What causes Adult Hip Dysplasia?
The cause of adolescent and adult hip dysplasia is obscure. Doctors are just becoming aware that infant screening detects only 10% of dysplasia that causes arthritis in adults. Hip instability in babies can usually be detected, but one possibility is that some babies have shallow sockets that fail to develop completely or become unstable at an older age. These would not be detected by current methods. There is increasing interest in identifying and treating babies that have shallow sockets that are currently considered borderline normal. Infant hips that are in the lowest 1% of hip development by measurement are usually treated, but perhaps that needs to be reconsidered so that babies in the lowest 5% by measurement are treated. This would require research to prove that early treatment might help prevent adult arthritis. Also simpler and cheaper methods need to be developed if widespread treatment is used for prevention. The International Hip Dysplasia Institute is on the leading edge of these concerns and is directing some of its research efforts towards discovering new methods of prevention that may be possible.
FAQ Adult Hip Dysplasia | International Hip Dysplasia Institute
A better understanding of artificial joint materials and individuals’ responses to them are key to improving hip replacement success.

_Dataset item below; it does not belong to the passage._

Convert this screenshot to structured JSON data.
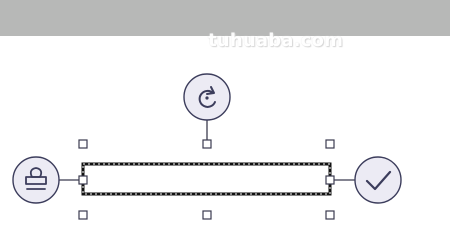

When osteoarthritis (OA) damages a hip to the point that every movement causes pain, replacing the joint with a prosthesis can restore the ability to function pain-free. But for many people – particularly younger, more active ones – an artificial joint is not a permanent fix. Joint replacements can fail over time, often necessitating further, more difficult surgery. By better understanding what causes hip implants to fail – or alternatively what makes others last – researchers are gaining new understandings that may improve implant longevity and make them an appropriate and lasting option for more people.
While much of the research focuses on materials and design of the implants themselves, researchers are also examining individuals’ responses to implants, says Joshua Jacobs, MD, professor and chairman of orthopaedic surgery at Rush University Medical Center in Chicago. This could lead not only to improvements in design and materials but potentially to tests that could indicate the best implant for an individual before surgery and the use of agents to prevent implant problems after surgery.
Hip Implants | Osteoarthritis | Arthritis Today Magazine